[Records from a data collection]
______________________________

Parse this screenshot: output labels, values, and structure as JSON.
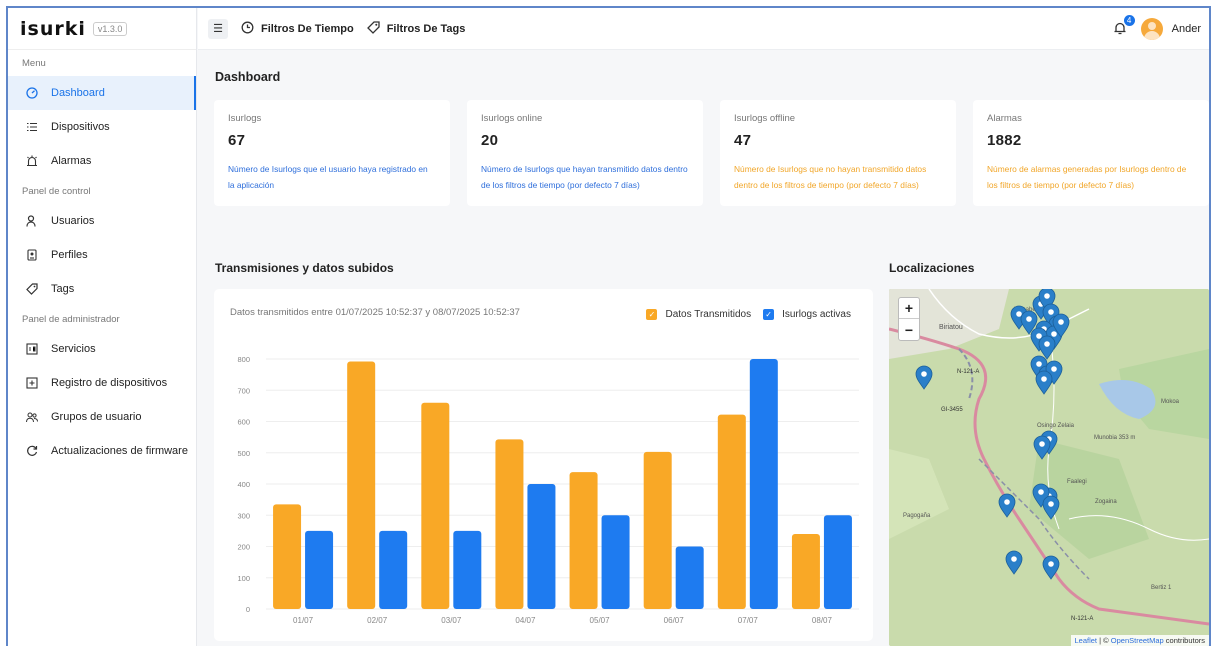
{
  "app": {
    "logo": "isurki",
    "version": "v1.3.0"
  },
  "sidebar": {
    "sections": [
      {
        "title": "Menu",
        "items": [
          {
            "label": "Dashboard",
            "icon": "dashboard-gauge-icon",
            "active": true
          },
          {
            "label": "Dispositivos",
            "icon": "list-icon"
          },
          {
            "label": "Alarmas",
            "icon": "alarm-icon"
          }
        ]
      },
      {
        "title": "Panel de control",
        "items": [
          {
            "label": "Usuarios",
            "icon": "user-icon"
          },
          {
            "label": "Perfiles",
            "icon": "profile-card-icon"
          },
          {
            "label": "Tags",
            "icon": "tag-icon"
          }
        ]
      },
      {
        "title": "Panel de administrador",
        "items": [
          {
            "label": "Servicios",
            "icon": "services-icon"
          },
          {
            "label": "Registro de dispositivos",
            "icon": "plus-box-icon"
          },
          {
            "label": "Grupos de usuario",
            "icon": "users-group-icon"
          },
          {
            "label": "Actualizaciones de firmware",
            "icon": "refresh-icon"
          }
        ]
      }
    ]
  },
  "topbar": {
    "time_filter": "Filtros De Tiempo",
    "tag_filter": "Filtros De Tags",
    "notification_count": "4",
    "username": "Ander"
  },
  "page_title": "Dashboard",
  "stats": [
    {
      "label": "Isurlogs",
      "value": "67",
      "desc": "Número de Isurlogs que el usuario haya registrado en la aplicación",
      "color": "blue"
    },
    {
      "label": "Isurlogs online",
      "value": "20",
      "desc": "Número de Isurlogs que hayan transmitido datos dentro de los filtros de tiempo (por defecto 7 días)",
      "color": "blue"
    },
    {
      "label": "Isurlogs offline",
      "value": "47",
      "desc": "Número de Isurlogs que no hayan transmitido datos dentro de los filtros de tiempo (por defecto 7 días)",
      "color": "orange"
    },
    {
      "label": "Alarmas",
      "value": "1882",
      "desc": "Número de alarmas generadas por Isurlogs dentro de los filtros de tiempo (por defecto 7 días)",
      "color": "orange"
    }
  ],
  "chart_section_title": "Transmisiones y datos subidos",
  "map_section_title": "Localizaciones",
  "colors": {
    "orange": "#F9A826",
    "blue": "#1E7BF0",
    "accent": "#1a73e8"
  },
  "chart_data": {
    "type": "bar",
    "subtitle": "Datos transmitidos entre 01/07/2025 10:52:37 y 08/07/2025 10:52:37",
    "categories": [
      "01/07",
      "02/07",
      "03/07",
      "04/07",
      "05/07",
      "06/07",
      "07/07",
      "08/07"
    ],
    "series": [
      {
        "name": "Datos Transmitidos",
        "color": "#F9A826",
        "values": [
          335,
          792,
          660,
          543,
          438,
          503,
          622,
          240
        ]
      },
      {
        "name": "Isurlogs activas",
        "color": "#1E7BF0",
        "values": [
          250,
          250,
          250,
          400,
          300,
          200,
          800,
          300
        ]
      }
    ],
    "yticks": [
      0,
      100,
      200,
      300,
      400,
      500,
      600,
      700,
      800
    ],
    "ylim": [
      0,
      800
    ],
    "legend_position": "top-right",
    "grid": true
  },
  "map": {
    "zoom_in": "+",
    "zoom_out": "−",
    "attribution_leaflet": "Leaflet",
    "attribution_sep": " | © ",
    "attribution_osm": "OpenStreetMap",
    "attribution_rest": " contributors",
    "labels": [
      "Biriatou",
      "Lumaberde",
      "N-121-A",
      "GI-3455",
      "Osingo Zelaia",
      "Munobia 353 m",
      "Mokoa",
      "Faalegi",
      "Pagogaña",
      "Zogaina",
      "Bertiz 1",
      "N-121-A"
    ]
  }
}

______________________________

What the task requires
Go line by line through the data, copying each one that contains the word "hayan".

Task result
      "desc": "Número de Isurlogs que hayan transmitido datos dentro de los filtros de tiempo (por defecto 7 días)",
      "desc": "Número de Isurlogs que no hayan transmitido datos dentro de los filtros de tiempo (por defecto 7 días)",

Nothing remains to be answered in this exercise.